(Items from an interface collection)
[Start of section]

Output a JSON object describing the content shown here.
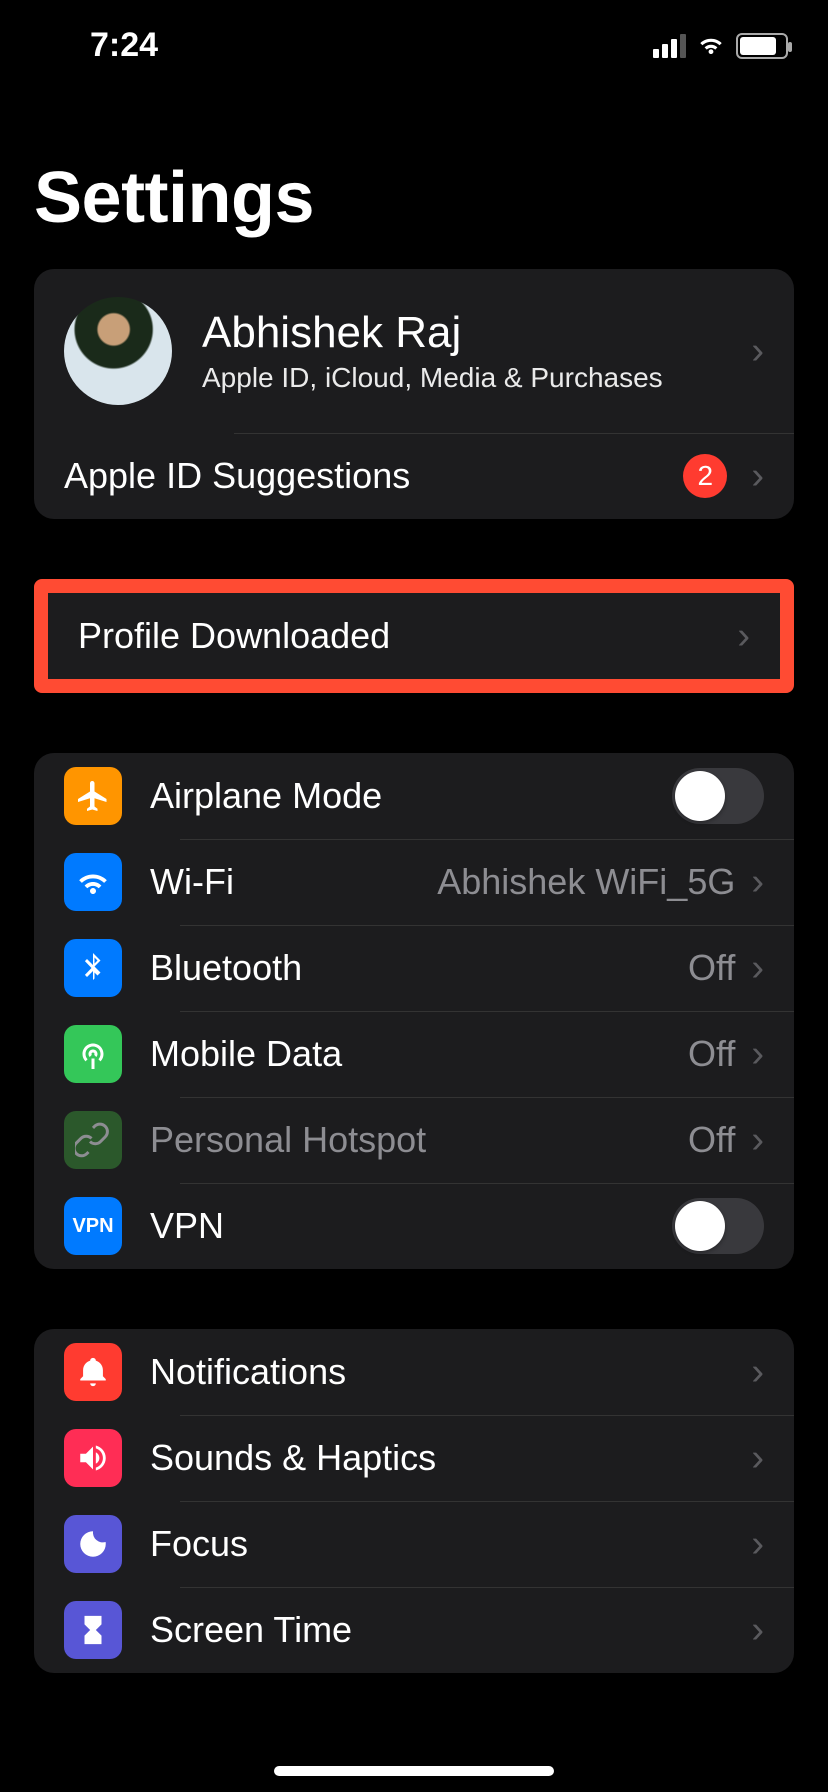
{
  "status": {
    "time": "7:24"
  },
  "title": "Settings",
  "profile": {
    "name": "Abhishek Raj",
    "subtitle": "Apple ID, iCloud, Media & Purchases",
    "suggestions_label": "Apple ID Suggestions",
    "suggestions_count": "2"
  },
  "profile_downloaded": {
    "label": "Profile Downloaded"
  },
  "connectivity": {
    "airplane": {
      "label": "Airplane Mode"
    },
    "wifi": {
      "label": "Wi-Fi",
      "value": "Abhishek WiFi_5G"
    },
    "bluetooth": {
      "label": "Bluetooth",
      "value": "Off"
    },
    "mobile_data": {
      "label": "Mobile Data",
      "value": "Off"
    },
    "hotspot": {
      "label": "Personal Hotspot",
      "value": "Off"
    },
    "vpn": {
      "label": "VPN"
    }
  },
  "general": {
    "notifications": {
      "label": "Notifications"
    },
    "sounds": {
      "label": "Sounds & Haptics"
    },
    "focus": {
      "label": "Focus"
    },
    "screen_time": {
      "label": "Screen Time"
    }
  }
}
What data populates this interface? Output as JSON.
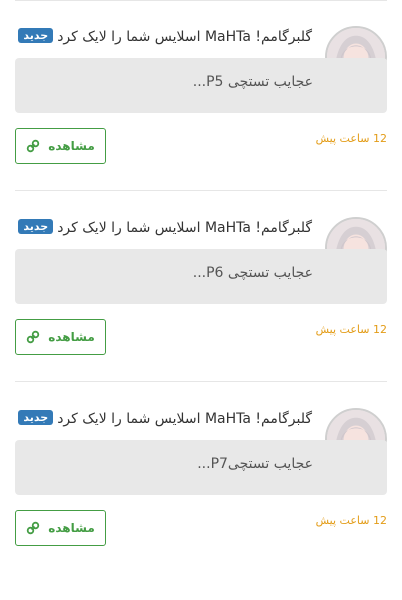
{
  "notifications": [
    {
      "headline": "گلبرگامم! MaHTa اسلایس شما را لایک کرد",
      "badge": "جدید",
      "quote": "عجایب تستچی P5...",
      "button_label": "مشاهده",
      "timestamp": "12 ساعت پیش",
      "avatar_icon": "user-avatar"
    },
    {
      "headline": "گلبرگامم! MaHTa اسلایس شما را لایک کرد",
      "badge": "جدید",
      "quote": "عجایب تستچی P6...",
      "button_label": "مشاهده",
      "timestamp": "12 ساعت پیش",
      "avatar_icon": "user-avatar"
    },
    {
      "headline": "گلبرگامم! MaHTa اسلایس شما را لایک کرد",
      "badge": "جدید",
      "quote": "عجایب تستچیP7...",
      "button_label": "مشاهده",
      "timestamp": "12 ساعت پیش",
      "avatar_icon": "user-avatar"
    }
  ],
  "colors": {
    "badge": "#337ab7",
    "button": "#449d44",
    "timestamp": "#e39c17",
    "quote_bg": "#e8e8e8"
  },
  "icons": {
    "button_icon": "link-icon"
  }
}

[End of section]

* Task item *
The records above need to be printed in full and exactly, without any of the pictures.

* Answer space *
Output a JSON object describing the content shown here.
{
  "status": {
    "time": "7:24"
  },
  "title": "Settings",
  "profile": {
    "name": "Abhishek Raj",
    "subtitle": "Apple ID, iCloud, Media & Purchases",
    "suggestions_label": "Apple ID Suggestions",
    "suggestions_count": "2"
  },
  "profile_downloaded": {
    "label": "Profile Downloaded"
  },
  "connectivity": {
    "airplane": {
      "label": "Airplane Mode"
    },
    "wifi": {
      "label": "Wi-Fi",
      "value": "Abhishek WiFi_5G"
    },
    "bluetooth": {
      "label": "Bluetooth",
      "value": "Off"
    },
    "mobile_data": {
      "label": "Mobile Data",
      "value": "Off"
    },
    "hotspot": {
      "label": "Personal Hotspot",
      "value": "Off"
    },
    "vpn": {
      "label": "VPN"
    }
  },
  "general": {
    "notifications": {
      "label": "Notifications"
    },
    "sounds": {
      "label": "Sounds & Haptics"
    },
    "focus": {
      "label": "Focus"
    },
    "screen_time": {
      "label": "Screen Time"
    }
  }
}
What data populates this interface? Output as JSON.
{
  "notifications": [
    {
      "headline": "گلبرگامم! MaHTa اسلایس شما را لایک کرد",
      "badge": "جدید",
      "quote": "عجایب تستچی P5...",
      "button_label": "مشاهده",
      "timestamp": "12 ساعت پیش",
      "avatar_icon": "user-avatar"
    },
    {
      "headline": "گلبرگامم! MaHTa اسلایس شما را لایک کرد",
      "badge": "جدید",
      "quote": "عجایب تستچی P6...",
      "button_label": "مشاهده",
      "timestamp": "12 ساعت پیش",
      "avatar_icon": "user-avatar"
    },
    {
      "headline": "گلبرگامم! MaHTa اسلایس شما را لایک کرد",
      "badge": "جدید",
      "quote": "عجایب تستچیP7...",
      "button_label": "مشاهده",
      "timestamp": "12 ساعت پیش",
      "avatar_icon": "user-avatar"
    }
  ],
  "colors": {
    "badge": "#337ab7",
    "button": "#449d44",
    "timestamp": "#e39c17",
    "quote_bg": "#e8e8e8"
  },
  "icons": {
    "button_icon": "link-icon"
  }
}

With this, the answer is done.